(Web page and app entries)
******

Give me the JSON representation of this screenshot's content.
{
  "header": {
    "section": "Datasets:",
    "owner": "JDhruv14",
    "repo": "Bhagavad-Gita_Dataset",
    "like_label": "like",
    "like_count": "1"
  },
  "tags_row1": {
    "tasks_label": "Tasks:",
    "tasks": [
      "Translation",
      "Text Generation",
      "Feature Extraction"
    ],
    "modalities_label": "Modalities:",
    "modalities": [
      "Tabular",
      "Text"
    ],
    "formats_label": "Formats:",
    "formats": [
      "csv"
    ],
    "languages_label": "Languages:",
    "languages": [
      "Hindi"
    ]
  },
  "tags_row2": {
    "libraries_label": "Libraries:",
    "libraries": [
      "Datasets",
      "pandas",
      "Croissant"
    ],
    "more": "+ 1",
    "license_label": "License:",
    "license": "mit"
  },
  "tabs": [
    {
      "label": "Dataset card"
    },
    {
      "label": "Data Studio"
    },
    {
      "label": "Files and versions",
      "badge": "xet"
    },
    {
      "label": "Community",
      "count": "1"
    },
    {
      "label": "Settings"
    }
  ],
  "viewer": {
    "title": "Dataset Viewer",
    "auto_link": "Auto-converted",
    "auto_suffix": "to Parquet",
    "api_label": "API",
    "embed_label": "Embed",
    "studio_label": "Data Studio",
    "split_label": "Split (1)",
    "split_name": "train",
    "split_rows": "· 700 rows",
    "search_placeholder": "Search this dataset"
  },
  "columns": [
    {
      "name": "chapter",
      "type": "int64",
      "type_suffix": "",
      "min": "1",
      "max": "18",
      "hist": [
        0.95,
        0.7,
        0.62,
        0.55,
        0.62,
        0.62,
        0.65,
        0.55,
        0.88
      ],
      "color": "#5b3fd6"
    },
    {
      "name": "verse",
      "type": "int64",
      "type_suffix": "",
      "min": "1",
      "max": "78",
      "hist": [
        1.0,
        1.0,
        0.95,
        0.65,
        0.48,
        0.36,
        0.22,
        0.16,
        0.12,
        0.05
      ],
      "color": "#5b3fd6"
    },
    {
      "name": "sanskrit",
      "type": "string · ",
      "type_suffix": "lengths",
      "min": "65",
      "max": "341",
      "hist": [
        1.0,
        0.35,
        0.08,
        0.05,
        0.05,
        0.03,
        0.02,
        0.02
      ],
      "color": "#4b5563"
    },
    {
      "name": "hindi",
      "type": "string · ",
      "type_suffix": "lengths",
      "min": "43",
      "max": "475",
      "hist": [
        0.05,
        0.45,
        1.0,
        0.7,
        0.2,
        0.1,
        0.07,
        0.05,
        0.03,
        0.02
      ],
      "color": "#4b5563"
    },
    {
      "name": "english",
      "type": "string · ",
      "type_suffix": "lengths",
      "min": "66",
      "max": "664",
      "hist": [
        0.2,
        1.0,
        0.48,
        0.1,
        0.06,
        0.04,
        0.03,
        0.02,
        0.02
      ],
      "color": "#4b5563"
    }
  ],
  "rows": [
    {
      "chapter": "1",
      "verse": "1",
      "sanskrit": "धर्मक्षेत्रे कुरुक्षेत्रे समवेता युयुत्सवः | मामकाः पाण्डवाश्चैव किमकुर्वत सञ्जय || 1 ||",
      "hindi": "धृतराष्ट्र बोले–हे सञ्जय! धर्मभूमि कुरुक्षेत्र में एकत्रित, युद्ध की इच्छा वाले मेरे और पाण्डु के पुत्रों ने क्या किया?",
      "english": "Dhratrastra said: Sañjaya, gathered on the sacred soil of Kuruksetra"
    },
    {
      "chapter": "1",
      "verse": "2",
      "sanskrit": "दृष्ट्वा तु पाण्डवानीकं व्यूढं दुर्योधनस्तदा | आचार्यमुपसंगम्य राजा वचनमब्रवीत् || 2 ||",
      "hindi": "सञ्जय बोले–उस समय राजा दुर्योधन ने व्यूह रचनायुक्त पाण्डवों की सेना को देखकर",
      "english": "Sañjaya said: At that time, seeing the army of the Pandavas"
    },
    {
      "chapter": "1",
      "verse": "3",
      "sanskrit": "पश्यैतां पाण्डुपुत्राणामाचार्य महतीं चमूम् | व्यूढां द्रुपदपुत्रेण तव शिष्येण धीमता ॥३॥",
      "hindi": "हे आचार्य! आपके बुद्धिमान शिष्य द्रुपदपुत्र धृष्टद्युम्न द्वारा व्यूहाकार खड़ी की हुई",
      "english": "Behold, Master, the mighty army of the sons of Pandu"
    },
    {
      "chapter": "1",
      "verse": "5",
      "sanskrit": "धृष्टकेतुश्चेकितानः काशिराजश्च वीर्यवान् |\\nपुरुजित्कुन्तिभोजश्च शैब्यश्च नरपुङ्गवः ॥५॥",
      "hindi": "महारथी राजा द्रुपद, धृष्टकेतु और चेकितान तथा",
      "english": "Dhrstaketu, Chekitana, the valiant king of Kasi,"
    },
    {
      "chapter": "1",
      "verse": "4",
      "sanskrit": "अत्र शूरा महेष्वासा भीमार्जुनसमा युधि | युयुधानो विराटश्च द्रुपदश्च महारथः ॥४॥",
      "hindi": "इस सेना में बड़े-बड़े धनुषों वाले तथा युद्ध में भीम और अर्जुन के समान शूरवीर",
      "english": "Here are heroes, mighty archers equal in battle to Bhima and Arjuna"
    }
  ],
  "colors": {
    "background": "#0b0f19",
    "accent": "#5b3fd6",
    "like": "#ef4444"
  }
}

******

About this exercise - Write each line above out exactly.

Your response -
Give me the JSON representation of this screenshot's content.
{
  "header": {
    "section": "Datasets:",
    "owner": "JDhruv14",
    "repo": "Bhagavad-Gita_Dataset",
    "like_label": "like",
    "like_count": "1"
  },
  "tags_row1": {
    "tasks_label": "Tasks:",
    "tasks": [
      "Translation",
      "Text Generation",
      "Feature Extraction"
    ],
    "modalities_label": "Modalities:",
    "modalities": [
      "Tabular",
      "Text"
    ],
    "formats_label": "Formats:",
    "formats": [
      "csv"
    ],
    "languages_label": "Languages:",
    "languages": [
      "Hindi"
    ]
  },
  "tags_row2": {
    "libraries_label": "Libraries:",
    "libraries": [
      "Datasets",
      "pandas",
      "Croissant"
    ],
    "more": "+ 1",
    "license_label": "License:",
    "license": "mit"
  },
  "tabs": [
    {
      "label": "Dataset card"
    },
    {
      "label": "Data Studio"
    },
    {
      "label": "Files and versions",
      "badge": "xet"
    },
    {
      "label": "Community",
      "count": "1"
    },
    {
      "label": "Settings"
    }
  ],
  "viewer": {
    "title": "Dataset Viewer",
    "auto_link": "Auto-converted",
    "auto_suffix": "to Parquet",
    "api_label": "API",
    "embed_label": "Embed",
    "studio_label": "Data Studio",
    "split_label": "Split (1)",
    "split_name": "train",
    "split_rows": "· 700 rows",
    "search_placeholder": "Search this dataset"
  },
  "columns": [
    {
      "name": "chapter",
      "type": "int64",
      "type_suffix": "",
      "min": "1",
      "max": "18",
      "hist": [
        0.95,
        0.7,
        0.62,
        0.55,
        0.62,
        0.62,
        0.65,
        0.55,
        0.88
      ],
      "color": "#5b3fd6"
    },
    {
      "name": "verse",
      "type": "int64",
      "type_suffix": "",
      "min": "1",
      "max": "78",
      "hist": [
        1.0,
        1.0,
        0.95,
        0.65,
        0.48,
        0.36,
        0.22,
        0.16,
        0.12,
        0.05
      ],
      "color": "#5b3fd6"
    },
    {
      "name": "sanskrit",
      "type": "string · ",
      "type_suffix": "lengths",
      "min": "65",
      "max": "341",
      "hist": [
        1.0,
        0.35,
        0.08,
        0.05,
        0.05,
        0.03,
        0.02,
        0.02
      ],
      "color": "#4b5563"
    },
    {
      "name": "hindi",
      "type": "string · ",
      "type_suffix": "lengths",
      "min": "43",
      "max": "475",
      "hist": [
        0.05,
        0.45,
        1.0,
        0.7,
        0.2,
        0.1,
        0.07,
        0.05,
        0.03,
        0.02
      ],
      "color": "#4b5563"
    },
    {
      "name": "english",
      "type": "string · ",
      "type_suffix": "lengths",
      "min": "66",
      "max": "664",
      "hist": [
        0.2,
        1.0,
        0.48,
        0.1,
        0.06,
        0.04,
        0.03,
        0.02,
        0.02
      ],
      "color": "#4b5563"
    }
  ],
  "rows": [
    {
      "chapter": "1",
      "verse": "1",
      "sanskrit": "धर्मक्षेत्रे कुरुक्षेत्रे समवेता युयुत्सवः | मामकाः पाण्डवाश्चैव किमकुर्वत सञ्जय || 1 ||",
      "hindi": "धृतराष्ट्र बोले–हे सञ्जय! धर्मभूमि कुरुक्षेत्र में एकत्रित, युद्ध की इच्छा वाले मेरे और पाण्डु के पुत्रों ने क्या किया?",
      "english": "Dhratrastra said: Sañjaya, gathered on the sacred soil of Kuruksetra"
    },
    {
      "chapter": "1",
      "verse": "2",
      "sanskrit": "दृष्ट्वा तु पाण्डवानीकं व्यूढं दुर्योधनस्तदा | आचार्यमुपसंगम्य राजा वचनमब्रवीत् || 2 ||",
      "hindi": "सञ्जय बोले–उस समय राजा दुर्योधन ने व्यूह रचनायुक्त पाण्डवों की सेना को देखकर",
      "english": "Sañjaya said: At that time, seeing the army of the Pandavas"
    },
    {
      "chapter": "1",
      "verse": "3",
      "sanskrit": "पश्यैतां पाण्डुपुत्राणामाचार्य महतीं चमूम् | व्यूढां द्रुपदपुत्रेण तव शिष्येण धीमता ॥३॥",
      "hindi": "हे आचार्य! आपके बुद्धिमान शिष्य द्रुपदपुत्र धृष्टद्युम्न द्वारा व्यूहाकार खड़ी की हुई",
      "english": "Behold, Master, the mighty army of the sons of Pandu"
    },
    {
      "chapter": "1",
      "verse": "5",
      "sanskrit": "धृष्टकेतुश्चेकितानः काशिराजश्च वीर्यवान् |\\nपुरुजित्कुन्तिभोजश्च शैब्यश्च नरपुङ्गवः ॥५॥",
      "hindi": "महारथी राजा द्रुपद, धृष्टकेतु और चेकितान तथा",
      "english": "Dhrstaketu, Chekitana, the valiant king of Kasi,"
    },
    {
      "chapter": "1",
      "verse": "4",
      "sanskrit": "अत्र शूरा महेष्वासा भीमार्जुनसमा युधि | युयुधानो विराटश्च द्रुपदश्च महारथः ॥४॥",
      "hindi": "इस सेना में बड़े-बड़े धनुषों वाले तथा युद्ध में भीम और अर्जुन के समान शूरवीर",
      "english": "Here are heroes, mighty archers equal in battle to Bhima and Arjuna"
    }
  ],
  "colors": {
    "background": "#0b0f19",
    "accent": "#5b3fd6",
    "like": "#ef4444"
  }
}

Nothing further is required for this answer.